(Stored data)
Start of Block

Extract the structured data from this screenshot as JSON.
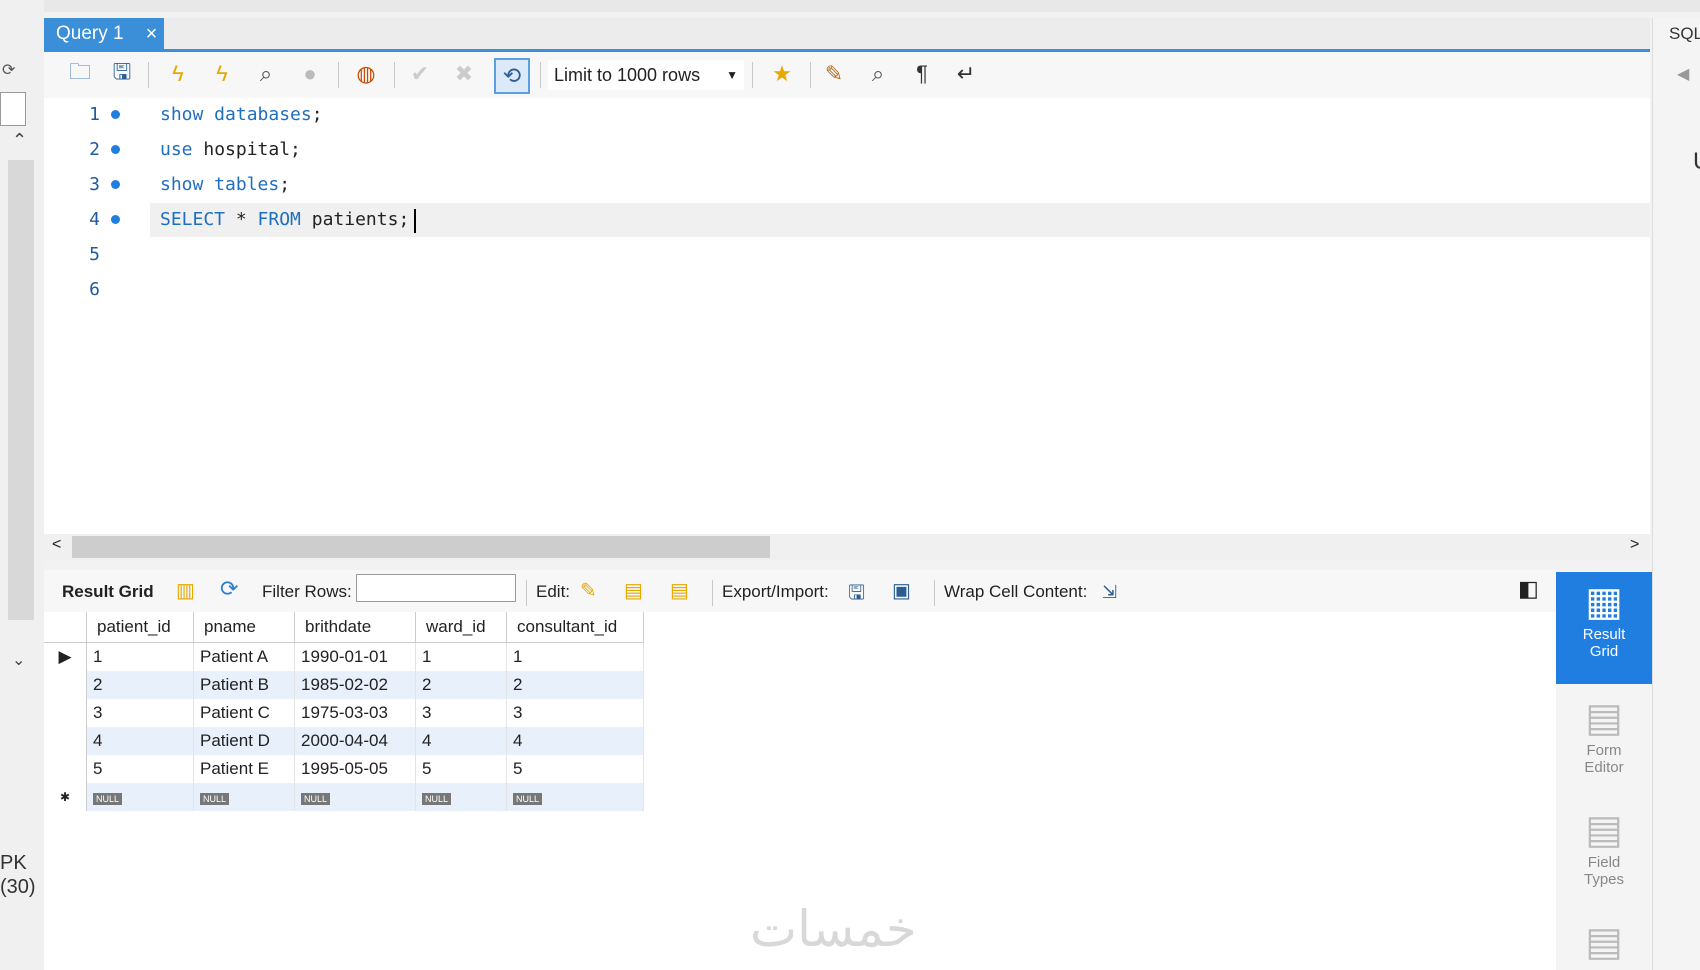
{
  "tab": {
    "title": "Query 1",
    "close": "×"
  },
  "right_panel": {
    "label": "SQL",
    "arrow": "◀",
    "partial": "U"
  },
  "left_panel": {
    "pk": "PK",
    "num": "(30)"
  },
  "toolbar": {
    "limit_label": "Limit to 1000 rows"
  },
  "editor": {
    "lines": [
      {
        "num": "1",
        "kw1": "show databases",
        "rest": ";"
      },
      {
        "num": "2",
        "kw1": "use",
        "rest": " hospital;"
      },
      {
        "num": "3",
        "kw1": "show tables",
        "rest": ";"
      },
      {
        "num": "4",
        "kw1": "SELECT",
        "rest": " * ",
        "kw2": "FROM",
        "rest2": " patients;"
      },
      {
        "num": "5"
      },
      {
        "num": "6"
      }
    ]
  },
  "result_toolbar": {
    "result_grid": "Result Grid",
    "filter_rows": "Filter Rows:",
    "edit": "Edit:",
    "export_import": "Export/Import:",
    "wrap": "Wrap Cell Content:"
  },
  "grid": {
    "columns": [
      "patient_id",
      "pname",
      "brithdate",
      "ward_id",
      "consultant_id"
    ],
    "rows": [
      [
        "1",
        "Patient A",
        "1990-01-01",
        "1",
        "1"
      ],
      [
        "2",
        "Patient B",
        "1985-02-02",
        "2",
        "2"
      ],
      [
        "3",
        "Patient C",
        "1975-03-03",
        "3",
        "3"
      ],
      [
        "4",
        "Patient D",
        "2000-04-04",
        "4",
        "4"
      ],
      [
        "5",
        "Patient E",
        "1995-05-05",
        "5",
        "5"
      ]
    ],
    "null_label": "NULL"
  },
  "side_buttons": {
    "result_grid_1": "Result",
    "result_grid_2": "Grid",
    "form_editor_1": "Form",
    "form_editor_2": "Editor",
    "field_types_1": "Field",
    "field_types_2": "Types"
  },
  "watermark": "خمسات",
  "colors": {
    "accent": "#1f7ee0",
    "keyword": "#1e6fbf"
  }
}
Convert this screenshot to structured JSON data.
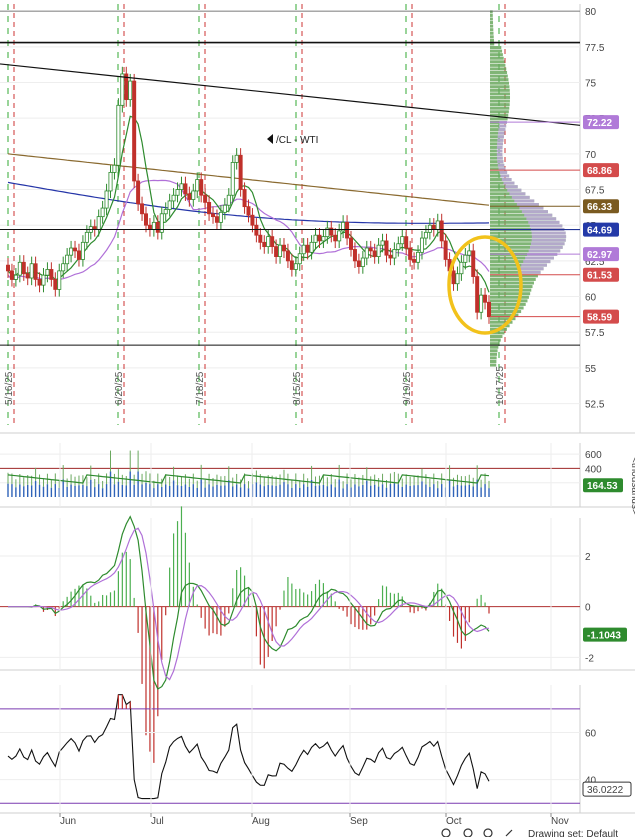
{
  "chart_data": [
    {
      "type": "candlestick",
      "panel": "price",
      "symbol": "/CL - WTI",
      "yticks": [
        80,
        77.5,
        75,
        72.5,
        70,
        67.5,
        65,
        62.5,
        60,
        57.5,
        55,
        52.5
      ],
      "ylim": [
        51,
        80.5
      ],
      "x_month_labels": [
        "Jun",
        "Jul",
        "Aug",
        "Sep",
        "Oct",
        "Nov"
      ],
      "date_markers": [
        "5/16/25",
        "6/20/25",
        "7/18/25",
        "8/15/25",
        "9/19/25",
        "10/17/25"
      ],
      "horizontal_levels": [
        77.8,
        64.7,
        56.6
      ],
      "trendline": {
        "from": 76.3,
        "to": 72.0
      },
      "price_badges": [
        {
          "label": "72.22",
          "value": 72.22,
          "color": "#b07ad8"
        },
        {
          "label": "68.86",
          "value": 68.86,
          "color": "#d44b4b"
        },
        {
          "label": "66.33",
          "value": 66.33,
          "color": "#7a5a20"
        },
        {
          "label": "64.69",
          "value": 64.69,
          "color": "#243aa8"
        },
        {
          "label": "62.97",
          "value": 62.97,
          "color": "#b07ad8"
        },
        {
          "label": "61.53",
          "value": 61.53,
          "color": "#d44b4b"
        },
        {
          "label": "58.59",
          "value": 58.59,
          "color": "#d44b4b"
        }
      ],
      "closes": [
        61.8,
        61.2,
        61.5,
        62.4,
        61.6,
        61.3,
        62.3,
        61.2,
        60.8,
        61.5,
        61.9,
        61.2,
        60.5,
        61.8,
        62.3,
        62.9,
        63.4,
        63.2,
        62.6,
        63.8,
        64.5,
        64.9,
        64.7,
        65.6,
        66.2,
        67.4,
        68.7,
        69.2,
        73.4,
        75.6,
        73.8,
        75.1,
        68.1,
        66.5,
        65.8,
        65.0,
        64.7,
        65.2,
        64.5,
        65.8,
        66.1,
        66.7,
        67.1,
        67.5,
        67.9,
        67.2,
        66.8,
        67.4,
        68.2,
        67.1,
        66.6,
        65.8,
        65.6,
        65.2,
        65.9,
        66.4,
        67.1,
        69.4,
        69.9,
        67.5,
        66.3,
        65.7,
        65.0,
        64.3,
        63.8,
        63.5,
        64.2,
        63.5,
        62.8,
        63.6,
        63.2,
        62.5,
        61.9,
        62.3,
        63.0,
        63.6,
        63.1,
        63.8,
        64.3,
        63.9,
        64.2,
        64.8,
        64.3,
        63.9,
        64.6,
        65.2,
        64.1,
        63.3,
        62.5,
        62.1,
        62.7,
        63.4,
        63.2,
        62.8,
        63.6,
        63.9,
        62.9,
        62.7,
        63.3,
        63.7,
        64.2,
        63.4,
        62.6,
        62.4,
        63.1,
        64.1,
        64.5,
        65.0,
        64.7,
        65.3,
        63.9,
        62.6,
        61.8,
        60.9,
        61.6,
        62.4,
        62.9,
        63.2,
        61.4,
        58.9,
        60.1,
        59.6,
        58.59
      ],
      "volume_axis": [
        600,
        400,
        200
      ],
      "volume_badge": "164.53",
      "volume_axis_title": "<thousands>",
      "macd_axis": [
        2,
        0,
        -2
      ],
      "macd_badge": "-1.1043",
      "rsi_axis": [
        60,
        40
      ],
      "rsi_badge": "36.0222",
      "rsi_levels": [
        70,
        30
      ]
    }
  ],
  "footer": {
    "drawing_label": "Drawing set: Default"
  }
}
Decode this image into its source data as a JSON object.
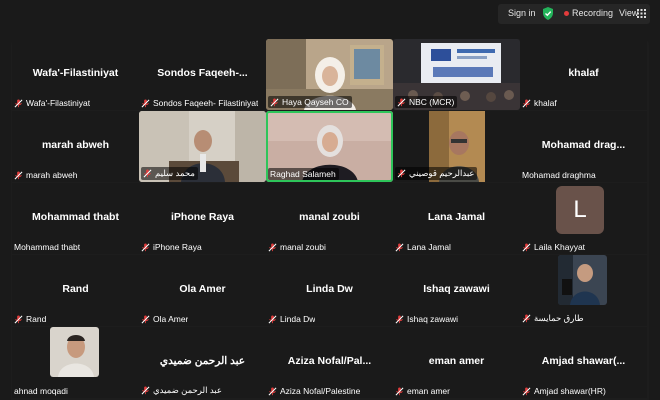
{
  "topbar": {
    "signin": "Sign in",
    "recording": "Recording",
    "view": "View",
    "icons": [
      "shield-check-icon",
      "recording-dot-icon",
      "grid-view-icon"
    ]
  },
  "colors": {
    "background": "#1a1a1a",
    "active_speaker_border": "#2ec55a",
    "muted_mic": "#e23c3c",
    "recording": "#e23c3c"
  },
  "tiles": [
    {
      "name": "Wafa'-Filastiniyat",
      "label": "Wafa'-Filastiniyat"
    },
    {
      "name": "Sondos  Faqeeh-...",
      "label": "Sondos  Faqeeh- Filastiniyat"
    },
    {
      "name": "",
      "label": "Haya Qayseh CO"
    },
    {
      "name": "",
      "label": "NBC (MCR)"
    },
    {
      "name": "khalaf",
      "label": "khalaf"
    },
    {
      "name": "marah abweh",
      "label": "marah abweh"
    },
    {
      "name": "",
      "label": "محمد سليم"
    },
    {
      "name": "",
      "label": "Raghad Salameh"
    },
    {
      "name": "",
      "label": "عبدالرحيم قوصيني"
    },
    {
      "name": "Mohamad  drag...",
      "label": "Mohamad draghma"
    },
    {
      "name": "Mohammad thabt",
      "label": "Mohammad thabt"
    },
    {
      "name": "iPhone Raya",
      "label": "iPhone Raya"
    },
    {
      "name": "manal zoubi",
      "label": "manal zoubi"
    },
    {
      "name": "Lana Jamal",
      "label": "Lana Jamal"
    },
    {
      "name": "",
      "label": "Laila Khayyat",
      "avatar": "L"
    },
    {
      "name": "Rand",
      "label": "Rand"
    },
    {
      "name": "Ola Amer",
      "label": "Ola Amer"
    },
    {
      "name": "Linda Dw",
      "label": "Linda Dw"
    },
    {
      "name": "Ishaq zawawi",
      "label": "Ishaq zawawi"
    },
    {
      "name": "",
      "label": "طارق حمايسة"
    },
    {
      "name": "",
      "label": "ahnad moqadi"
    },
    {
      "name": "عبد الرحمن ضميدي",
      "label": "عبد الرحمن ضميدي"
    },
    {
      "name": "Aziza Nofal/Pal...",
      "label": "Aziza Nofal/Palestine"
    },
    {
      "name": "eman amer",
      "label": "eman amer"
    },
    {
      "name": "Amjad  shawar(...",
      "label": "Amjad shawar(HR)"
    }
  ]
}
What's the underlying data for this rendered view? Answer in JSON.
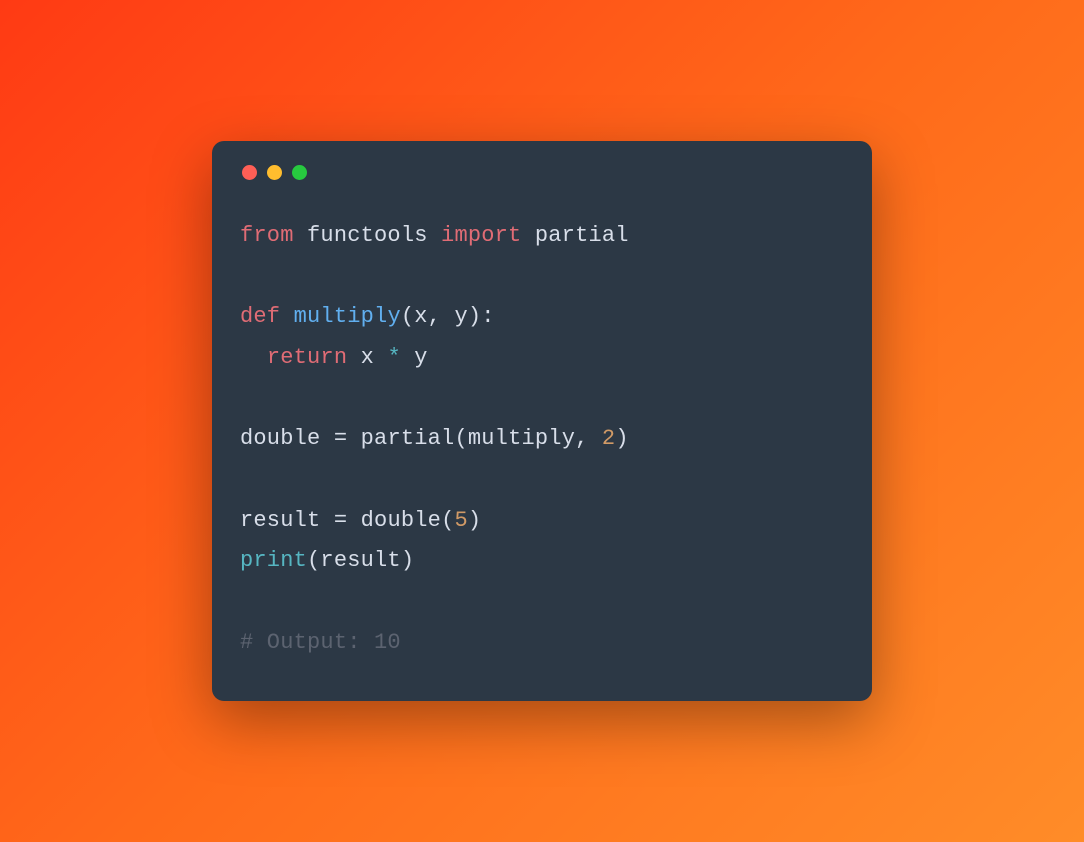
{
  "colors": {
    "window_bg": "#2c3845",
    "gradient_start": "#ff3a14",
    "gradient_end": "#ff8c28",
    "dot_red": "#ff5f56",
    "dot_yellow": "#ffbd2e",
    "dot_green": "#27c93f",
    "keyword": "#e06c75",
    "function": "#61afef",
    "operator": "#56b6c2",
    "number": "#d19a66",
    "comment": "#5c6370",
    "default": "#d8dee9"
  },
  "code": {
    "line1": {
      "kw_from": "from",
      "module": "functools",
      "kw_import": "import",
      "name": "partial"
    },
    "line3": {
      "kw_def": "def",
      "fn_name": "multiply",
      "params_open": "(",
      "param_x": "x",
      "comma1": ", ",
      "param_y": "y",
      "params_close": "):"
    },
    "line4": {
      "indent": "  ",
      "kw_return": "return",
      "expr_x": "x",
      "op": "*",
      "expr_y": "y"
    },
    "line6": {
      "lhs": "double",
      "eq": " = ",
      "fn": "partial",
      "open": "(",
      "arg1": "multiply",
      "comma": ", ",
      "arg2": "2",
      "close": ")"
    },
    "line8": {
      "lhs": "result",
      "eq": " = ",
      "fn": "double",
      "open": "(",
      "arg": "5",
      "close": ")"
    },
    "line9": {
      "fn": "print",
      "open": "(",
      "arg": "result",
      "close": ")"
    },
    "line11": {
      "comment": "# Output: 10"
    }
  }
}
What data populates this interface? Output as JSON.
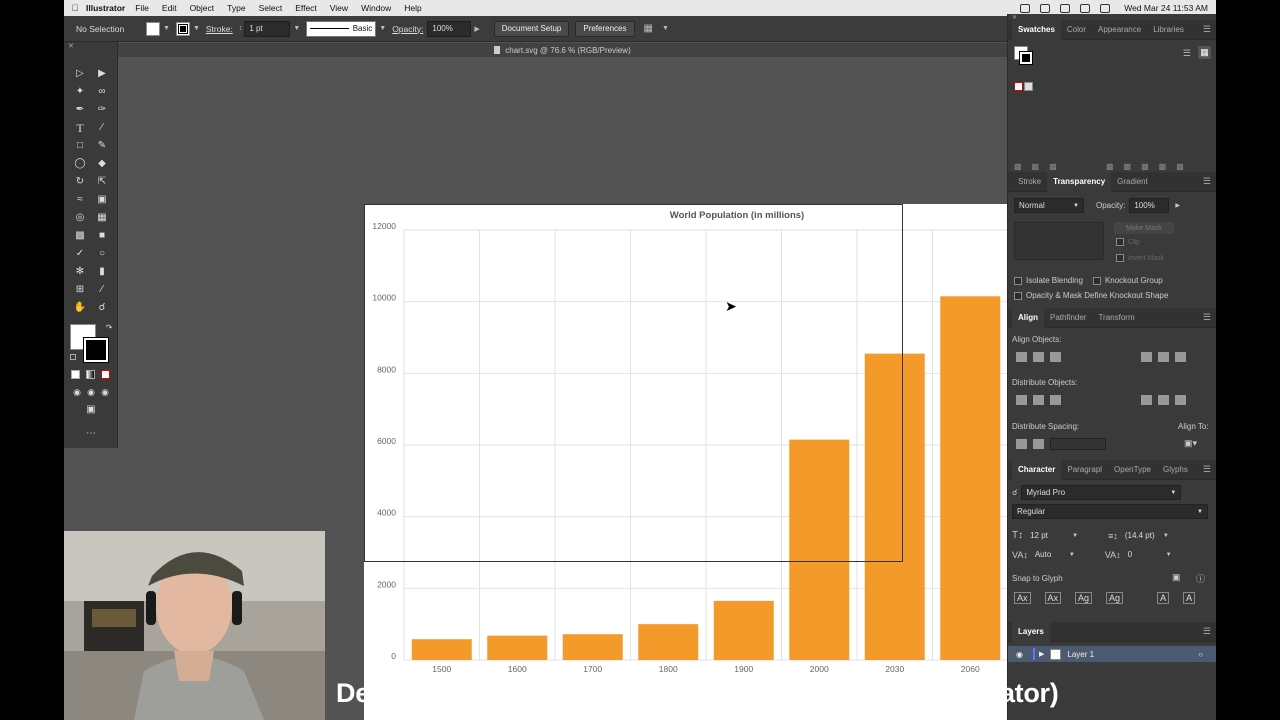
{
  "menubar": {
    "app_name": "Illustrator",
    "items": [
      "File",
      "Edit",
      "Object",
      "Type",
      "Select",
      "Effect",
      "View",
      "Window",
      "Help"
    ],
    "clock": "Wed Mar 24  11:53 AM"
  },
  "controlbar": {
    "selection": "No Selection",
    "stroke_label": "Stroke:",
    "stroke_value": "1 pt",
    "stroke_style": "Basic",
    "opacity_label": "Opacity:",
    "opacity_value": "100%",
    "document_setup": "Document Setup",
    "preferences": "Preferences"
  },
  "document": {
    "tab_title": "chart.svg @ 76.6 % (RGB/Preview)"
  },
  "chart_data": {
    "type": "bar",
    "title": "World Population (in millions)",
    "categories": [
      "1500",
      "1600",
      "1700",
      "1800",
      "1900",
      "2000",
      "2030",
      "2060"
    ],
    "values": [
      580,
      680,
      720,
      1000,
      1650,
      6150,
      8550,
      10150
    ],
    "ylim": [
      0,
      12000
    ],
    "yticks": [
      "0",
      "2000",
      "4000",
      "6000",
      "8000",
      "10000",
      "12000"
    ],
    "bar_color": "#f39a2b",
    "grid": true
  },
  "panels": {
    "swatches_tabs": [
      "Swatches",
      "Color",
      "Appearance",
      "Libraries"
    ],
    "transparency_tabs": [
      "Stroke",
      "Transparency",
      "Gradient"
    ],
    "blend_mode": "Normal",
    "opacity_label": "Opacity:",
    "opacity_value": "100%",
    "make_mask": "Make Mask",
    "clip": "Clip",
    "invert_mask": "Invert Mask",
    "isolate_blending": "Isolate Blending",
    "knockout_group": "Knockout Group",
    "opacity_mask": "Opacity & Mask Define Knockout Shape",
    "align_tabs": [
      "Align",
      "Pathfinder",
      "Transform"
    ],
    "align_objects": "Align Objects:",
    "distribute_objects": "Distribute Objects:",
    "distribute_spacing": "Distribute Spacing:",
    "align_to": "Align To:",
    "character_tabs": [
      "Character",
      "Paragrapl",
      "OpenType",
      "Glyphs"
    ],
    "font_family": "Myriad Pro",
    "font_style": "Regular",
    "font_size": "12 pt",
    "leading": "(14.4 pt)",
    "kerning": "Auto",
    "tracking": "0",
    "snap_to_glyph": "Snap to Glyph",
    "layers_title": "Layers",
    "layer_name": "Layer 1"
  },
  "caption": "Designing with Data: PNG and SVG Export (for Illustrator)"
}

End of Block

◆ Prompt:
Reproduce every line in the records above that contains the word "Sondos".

◆ Answer to the problem:
      "name": "Sondos  Faqeeh-...",
      "label": "Sondos  Faqeeh- Filastiniyat"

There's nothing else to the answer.